A safety car was called, Russell would pit for new rubber. That rubber would be the cause for him to be called in again a lap later. Why? The team had mistakenly placed the rubber for Valtteri Bottas on the Russell car instead. Team principal Toto Wolff would later state there was a radio issue. That second pit stop dropped Russell to P5 and in some carefully and brilliantly executed driving would be back up to P2…only to suffer a puncture in the closing stages with an end result of P9.
“I don’t know what to say, that was taken away from us twice,” said Russell over team radio as he appeared to wipe away tears on his lap. “It’s been a pleasure and I’ve ****** loved it. And honestly, I’m gutted, I’m absolutely gutted…”
At race end though, it was Perez, a man without a seat for 2021, that would stand atop the podium alongside an ecstatic Esteban Ocon and a driver proving he can drive if not hit by others, Lance Stroll.
Perez had gotten to the garage for new rubber after the first lap incident and swapped to mediums. This enabled a charge to P11 in lap 15. Russell was doing a masterful job of leading the field, and also quickly establishing and then maintaining a two-second gap to Bottas behind. Ricciardo’s P4 swiftly moved to P6 after first being passed by Sainz, and last weekend’s black cat, Kvyat.
Half race distance, 44 laps, and Russell was three seconds ahead of Bottas. Perez was in P3, ahead of Albon (yet to pit) followed by Sainz, Kvyat, and Ricciardo. Gasly was in P8, and ahead of Ocon and Stroll. That three-second lead evaporated after Russell reported a power loss and pitted. A quick reset and he was back out. His pace was rapid enough that when Bottas pitted four laps later, he’d emerge a full eight seconds adrift of Russell.

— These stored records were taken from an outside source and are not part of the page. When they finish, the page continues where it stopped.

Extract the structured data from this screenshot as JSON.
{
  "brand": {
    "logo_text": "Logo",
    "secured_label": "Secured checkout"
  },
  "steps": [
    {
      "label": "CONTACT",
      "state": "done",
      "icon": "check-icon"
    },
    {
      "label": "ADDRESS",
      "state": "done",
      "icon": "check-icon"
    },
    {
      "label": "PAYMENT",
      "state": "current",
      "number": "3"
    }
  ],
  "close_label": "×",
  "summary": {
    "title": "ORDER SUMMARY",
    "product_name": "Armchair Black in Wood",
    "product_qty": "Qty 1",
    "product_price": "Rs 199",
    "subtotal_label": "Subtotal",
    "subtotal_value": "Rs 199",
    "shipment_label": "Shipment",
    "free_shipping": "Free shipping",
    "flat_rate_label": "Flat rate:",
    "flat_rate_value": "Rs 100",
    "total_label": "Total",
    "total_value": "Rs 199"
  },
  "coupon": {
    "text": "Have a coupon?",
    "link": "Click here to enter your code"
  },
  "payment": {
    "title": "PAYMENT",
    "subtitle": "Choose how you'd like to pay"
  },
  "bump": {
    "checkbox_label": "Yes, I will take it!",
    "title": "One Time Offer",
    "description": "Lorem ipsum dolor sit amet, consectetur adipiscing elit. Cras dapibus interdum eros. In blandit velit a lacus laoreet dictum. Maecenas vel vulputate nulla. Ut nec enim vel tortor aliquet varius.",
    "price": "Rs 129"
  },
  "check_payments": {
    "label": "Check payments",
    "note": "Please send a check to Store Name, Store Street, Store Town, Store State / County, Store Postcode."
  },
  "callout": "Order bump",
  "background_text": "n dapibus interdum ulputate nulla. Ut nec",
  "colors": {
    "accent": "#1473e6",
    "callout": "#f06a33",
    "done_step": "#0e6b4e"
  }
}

Lap 55 and Latifi would bench his Williams, with the Virtual Safety Car changing the order yet again. Ricciardo’s luck proved fickle too, as he had been in P4 before the VSC, only to drop to P7 after his rubber swap. Perez had been lurking, and from P4 would get to P3 passing both Stroll and Ocon who had made some impressive inroads. It’s shortly afterwards that Aitken nosed the barriers, bringing out another safety car and it’s here that Russell’s rubber dramas ensued. It would later result in a Eu20,000 fine for the team.
Lap 69 was the restart and it’s Perez that gets the jump on the field, setting himself up for the win from here. Russell had got past Bottas and was ready to dive for P1 when his puncture occurred. Although Russell would charge back through the field, it wasn’t enough to do anything more, and Sergio “Checo” Perez would cross the line for his maiden win and fifty years since fellow Mexican Pedro Rodriguez won an F1 race.
The double podium for Racing Point has proven crucial, with the team now on 194 points and ten ahead of McLaren. Ocon’s P2 finish and Ricciardo’s P5, behind Sainz, bumps Renault to 172, just 12 behind McLaren.
Albon and Kvyat would finish P6 and P7, ahead of the Mercedes duo of Bottas and Russell. Lando Norris would cap the top ten. Pierre Gasly took P11 ahead of Vettel, whilst the Alfa Romeo pair of Giovinazzi and Raikkonen finished P13 and P14. Kevin Magnussen would just pip Aitken by 1.3 seconds while Fittipadi would end his race in P17.
Said Perez, after 190 races and his maiden F1 win: “I’m a bit speechless, I hope I’m not dreaming, you know, because I dreamed so many years of being in this moment. Ten years, ten years it took me. Incredible. I mean, I don’t know what to say, you know.”
There is one more race for the season, this coming weekend at Abu Dhabi.